AIM OF THE EXERCISE: Please tally how many lines in the entries below include the word "JSON", giving only the number.

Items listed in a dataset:
^^^^^^^^^^^^^^^^
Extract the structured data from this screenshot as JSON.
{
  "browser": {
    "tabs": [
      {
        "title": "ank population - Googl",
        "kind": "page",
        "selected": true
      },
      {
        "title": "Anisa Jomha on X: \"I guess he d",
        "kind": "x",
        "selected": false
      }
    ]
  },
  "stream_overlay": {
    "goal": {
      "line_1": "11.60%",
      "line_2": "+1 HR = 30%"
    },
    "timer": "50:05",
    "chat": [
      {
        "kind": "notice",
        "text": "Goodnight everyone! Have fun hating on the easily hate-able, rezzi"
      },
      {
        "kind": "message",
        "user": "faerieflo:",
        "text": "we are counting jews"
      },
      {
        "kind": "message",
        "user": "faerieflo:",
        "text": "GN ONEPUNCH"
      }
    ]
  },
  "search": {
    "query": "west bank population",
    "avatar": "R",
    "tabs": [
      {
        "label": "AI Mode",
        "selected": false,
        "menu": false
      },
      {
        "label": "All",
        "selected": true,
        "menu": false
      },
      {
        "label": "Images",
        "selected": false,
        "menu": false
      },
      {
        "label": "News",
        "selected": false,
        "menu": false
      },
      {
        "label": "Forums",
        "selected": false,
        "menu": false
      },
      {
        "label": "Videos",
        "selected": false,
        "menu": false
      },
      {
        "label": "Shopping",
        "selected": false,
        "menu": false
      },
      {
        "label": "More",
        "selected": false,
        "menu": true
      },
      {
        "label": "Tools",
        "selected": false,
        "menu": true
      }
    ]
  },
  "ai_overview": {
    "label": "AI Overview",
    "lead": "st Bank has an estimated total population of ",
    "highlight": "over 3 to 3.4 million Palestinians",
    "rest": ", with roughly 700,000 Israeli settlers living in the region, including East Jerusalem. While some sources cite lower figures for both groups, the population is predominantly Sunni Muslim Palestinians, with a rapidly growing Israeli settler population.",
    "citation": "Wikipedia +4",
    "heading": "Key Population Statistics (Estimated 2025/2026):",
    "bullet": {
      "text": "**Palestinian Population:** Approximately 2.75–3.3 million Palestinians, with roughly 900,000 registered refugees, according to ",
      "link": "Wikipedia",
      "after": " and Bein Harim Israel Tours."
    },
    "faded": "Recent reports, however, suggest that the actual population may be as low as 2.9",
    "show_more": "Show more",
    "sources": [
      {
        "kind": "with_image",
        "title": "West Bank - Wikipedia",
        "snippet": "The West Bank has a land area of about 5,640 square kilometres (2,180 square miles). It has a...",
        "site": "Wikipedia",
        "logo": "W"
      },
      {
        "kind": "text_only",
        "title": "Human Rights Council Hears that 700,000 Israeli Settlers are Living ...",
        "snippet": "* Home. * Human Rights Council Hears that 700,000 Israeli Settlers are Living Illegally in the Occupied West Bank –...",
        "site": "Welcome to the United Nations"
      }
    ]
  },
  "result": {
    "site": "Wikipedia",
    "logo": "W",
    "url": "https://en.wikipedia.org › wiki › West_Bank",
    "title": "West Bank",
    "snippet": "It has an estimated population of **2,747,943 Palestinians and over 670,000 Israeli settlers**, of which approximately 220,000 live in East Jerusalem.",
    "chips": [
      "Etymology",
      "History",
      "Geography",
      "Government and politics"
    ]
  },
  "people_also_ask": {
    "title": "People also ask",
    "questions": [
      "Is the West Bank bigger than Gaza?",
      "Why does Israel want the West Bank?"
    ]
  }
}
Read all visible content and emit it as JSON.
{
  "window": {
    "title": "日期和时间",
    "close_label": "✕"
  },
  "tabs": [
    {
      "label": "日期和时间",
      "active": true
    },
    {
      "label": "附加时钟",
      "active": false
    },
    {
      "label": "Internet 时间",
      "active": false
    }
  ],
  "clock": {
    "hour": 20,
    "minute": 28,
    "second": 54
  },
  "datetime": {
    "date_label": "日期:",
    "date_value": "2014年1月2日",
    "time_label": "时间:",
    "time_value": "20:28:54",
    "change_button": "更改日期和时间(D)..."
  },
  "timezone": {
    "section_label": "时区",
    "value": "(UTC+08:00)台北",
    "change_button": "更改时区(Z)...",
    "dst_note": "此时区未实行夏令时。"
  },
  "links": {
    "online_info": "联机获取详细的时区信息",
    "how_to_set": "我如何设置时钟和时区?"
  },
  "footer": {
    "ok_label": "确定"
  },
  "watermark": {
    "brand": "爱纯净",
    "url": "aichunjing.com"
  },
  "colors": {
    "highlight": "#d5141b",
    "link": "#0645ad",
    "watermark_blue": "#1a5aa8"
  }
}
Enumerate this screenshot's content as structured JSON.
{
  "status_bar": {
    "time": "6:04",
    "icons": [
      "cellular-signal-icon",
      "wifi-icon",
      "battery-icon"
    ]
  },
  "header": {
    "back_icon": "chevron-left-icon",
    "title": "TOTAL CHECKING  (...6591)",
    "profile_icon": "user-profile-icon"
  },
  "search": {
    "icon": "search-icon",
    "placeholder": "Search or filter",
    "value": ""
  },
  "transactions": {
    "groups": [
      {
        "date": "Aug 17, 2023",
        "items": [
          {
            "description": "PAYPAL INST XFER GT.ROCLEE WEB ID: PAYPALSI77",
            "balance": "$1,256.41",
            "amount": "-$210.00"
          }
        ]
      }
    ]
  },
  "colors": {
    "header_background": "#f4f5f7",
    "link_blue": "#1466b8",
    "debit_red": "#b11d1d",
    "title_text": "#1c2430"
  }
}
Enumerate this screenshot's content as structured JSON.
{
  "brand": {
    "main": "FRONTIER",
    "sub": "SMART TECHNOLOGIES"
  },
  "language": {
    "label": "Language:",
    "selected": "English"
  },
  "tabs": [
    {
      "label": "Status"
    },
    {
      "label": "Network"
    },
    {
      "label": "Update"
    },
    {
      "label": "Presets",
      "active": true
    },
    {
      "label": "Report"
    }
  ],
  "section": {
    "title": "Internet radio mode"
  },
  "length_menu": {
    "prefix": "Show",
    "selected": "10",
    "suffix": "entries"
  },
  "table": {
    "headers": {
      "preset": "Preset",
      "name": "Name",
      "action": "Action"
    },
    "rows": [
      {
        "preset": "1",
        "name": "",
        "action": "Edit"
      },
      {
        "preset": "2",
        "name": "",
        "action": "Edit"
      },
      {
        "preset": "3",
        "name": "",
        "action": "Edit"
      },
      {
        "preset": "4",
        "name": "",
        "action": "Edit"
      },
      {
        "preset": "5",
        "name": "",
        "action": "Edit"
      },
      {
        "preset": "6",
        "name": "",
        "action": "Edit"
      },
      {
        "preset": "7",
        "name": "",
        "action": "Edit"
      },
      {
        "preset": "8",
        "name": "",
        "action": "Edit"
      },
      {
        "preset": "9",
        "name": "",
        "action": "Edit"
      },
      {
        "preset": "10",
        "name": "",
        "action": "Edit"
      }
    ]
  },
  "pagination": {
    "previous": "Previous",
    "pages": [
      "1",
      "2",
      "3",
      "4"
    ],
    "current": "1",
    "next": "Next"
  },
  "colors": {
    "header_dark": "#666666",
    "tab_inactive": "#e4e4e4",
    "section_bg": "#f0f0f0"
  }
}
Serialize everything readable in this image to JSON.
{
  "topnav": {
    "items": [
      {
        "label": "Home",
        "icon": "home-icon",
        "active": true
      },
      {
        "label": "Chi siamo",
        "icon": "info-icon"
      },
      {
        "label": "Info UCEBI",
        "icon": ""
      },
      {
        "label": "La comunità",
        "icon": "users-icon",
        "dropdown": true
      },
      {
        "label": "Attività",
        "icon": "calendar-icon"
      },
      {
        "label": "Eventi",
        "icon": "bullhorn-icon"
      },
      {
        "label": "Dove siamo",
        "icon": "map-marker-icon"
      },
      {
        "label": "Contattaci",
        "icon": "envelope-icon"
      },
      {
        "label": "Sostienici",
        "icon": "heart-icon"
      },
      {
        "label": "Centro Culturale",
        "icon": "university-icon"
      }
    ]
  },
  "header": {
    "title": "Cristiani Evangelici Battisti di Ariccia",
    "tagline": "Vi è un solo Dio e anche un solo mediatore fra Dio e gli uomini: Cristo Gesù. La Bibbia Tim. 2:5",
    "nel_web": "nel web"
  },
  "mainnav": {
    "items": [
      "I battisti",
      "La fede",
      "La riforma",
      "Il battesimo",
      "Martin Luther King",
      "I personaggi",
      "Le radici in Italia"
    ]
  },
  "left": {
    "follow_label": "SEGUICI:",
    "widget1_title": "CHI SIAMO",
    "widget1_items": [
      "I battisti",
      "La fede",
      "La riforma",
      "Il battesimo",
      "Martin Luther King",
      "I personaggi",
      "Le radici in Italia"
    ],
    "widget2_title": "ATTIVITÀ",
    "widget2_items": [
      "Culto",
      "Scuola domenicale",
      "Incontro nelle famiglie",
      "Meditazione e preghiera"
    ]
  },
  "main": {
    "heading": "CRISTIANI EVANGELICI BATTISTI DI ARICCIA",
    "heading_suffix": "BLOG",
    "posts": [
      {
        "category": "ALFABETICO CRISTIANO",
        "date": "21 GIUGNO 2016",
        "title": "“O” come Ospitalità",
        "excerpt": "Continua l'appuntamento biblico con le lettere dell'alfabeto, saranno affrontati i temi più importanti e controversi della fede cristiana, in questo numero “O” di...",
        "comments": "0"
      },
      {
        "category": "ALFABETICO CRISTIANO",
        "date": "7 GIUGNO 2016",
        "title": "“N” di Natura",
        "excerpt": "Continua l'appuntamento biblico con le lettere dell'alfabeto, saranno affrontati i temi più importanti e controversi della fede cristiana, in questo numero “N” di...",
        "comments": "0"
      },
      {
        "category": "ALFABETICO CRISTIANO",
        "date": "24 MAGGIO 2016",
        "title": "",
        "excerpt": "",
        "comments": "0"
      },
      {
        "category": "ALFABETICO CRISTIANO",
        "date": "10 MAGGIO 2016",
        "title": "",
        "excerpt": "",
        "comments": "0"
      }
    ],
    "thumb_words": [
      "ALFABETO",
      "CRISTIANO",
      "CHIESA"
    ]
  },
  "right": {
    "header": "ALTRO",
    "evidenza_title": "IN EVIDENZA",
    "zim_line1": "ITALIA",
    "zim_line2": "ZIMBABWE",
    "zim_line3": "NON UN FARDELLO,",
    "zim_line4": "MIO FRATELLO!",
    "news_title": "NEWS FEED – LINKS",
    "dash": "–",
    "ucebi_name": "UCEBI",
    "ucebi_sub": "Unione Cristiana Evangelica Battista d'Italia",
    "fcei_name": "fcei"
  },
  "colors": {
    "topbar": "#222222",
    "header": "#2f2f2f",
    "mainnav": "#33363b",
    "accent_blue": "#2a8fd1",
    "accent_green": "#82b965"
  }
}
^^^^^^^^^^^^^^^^
YOUR RESPONSE: 5